“STV provided the necessary guidance to refine the environmental review and narrow its focus to consequential aspects of the project, particularly construction-related activities,” said Samantha Bromberg, an environmental planner. “We then provided the unified oversight required to seamlessly lead the National Environmental Policy Act (NEPA) effort, together with the Section 4(f) coordination, Section 106 consultation, and targeted public outreach that was partially underway as part of a separate contract.”

Park Avenue Viaduct

To facilitate the Class of Action determination as a Categorical Exclusion, STV’s team was mindful of the fact that NEPA guidance requires special consideration of the project’s location in East Harlem – an Environmental Justice (EJ) community. The community has several cultural cornerstones – including the New York City Economic Development Corporation’s La Marqueta retail market – located directly underneath the viaduct, which meant that the determination of construction phase relocations and temporary uses of lots throughout the project area was a challenge for the team.

As a core connecting link along MNR’s system, the viaduct is vital to the overall health of New York’s transit system. The environmental benefits of the project also make a strong contribution to the region’s sustainability by maintaining public transportation as a reliable means of commuting and other travel. This fact allowed the project team to determine that the planned replacement of the viaduct would benefit any and all communities that rely on MNR as well the businesses and institutions in the surrounding area.

To address the issue of relocations, STV coordinated with MTA C&D, external real estate personnel, and our team’s real estate experts, BJH Advisors, to properly characterize activities required during the project’s early stages. BJH guided the production of an FTA-required Real Estate Acquisition Management Plan, which set the acquisition process – in this instance, for temporary and permanent easements to accommodate construction and new column and foundation locations.

The required relocation efforts also needed to comply with the Uniform Relocation Assistance and Real Property Acquisition Policies Act (Uniform Act), which requires that the owners of any acquired property, as well as the people who are displaced as a direct result of a federally assisted project, be treated fairly, consistently, and equitably.

For the FTA to consider NEPA to be sufficiently satisfied, the real estate process and mechanisms needed to be clearly underway, with a coherent and transparent proposed means of temporarily relocating tenants throughout the construction period. Because construction would require the temporary relocation of tenants beneath the viaduct, STV coordinated with MNR to develop construction plans, schedules, and sequencing to facilitate efficient construction with minimal community disruption.

Urban Garden Center

“Executing on our plan for the real estate component was key,” Bromberg said. “STV and BJH successfully provided both key technical expertise and high-level management of the parallel NEPA and real estate processes.”

Following the successful completion of the Categorical Exclusion, the viaduct replacement program is now moving forward with a goal of starting the project in 2023 utilizing the design-build delivery method. STV’s efforts were also recently recognized by the American Council of Engineering Companies New York Chapter’s Engineering Excellence Awards with a Platinum Award.

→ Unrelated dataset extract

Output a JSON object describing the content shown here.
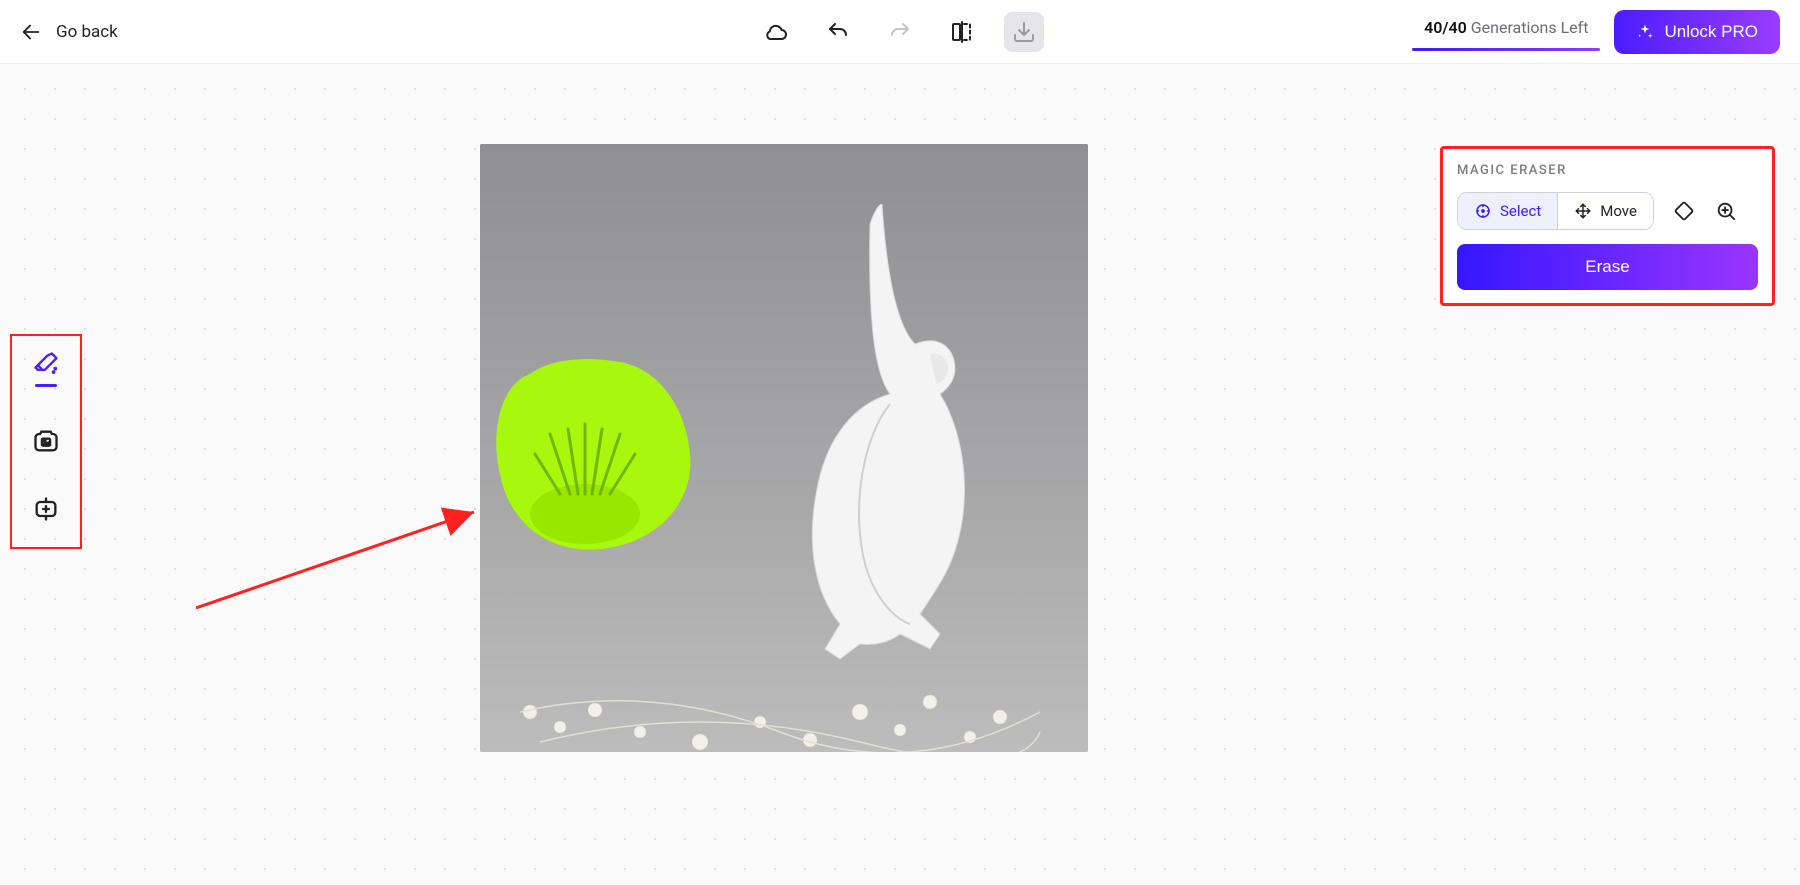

 “This environmental review helps our clients meet their public service obligations and coordinate effectively with communities so that the best engineering solutions are provided in a timely manner,” said Cade Hobbick, AICP, technical director. “We were delighted to have worked on such a crucial infrastructure project to the New York region.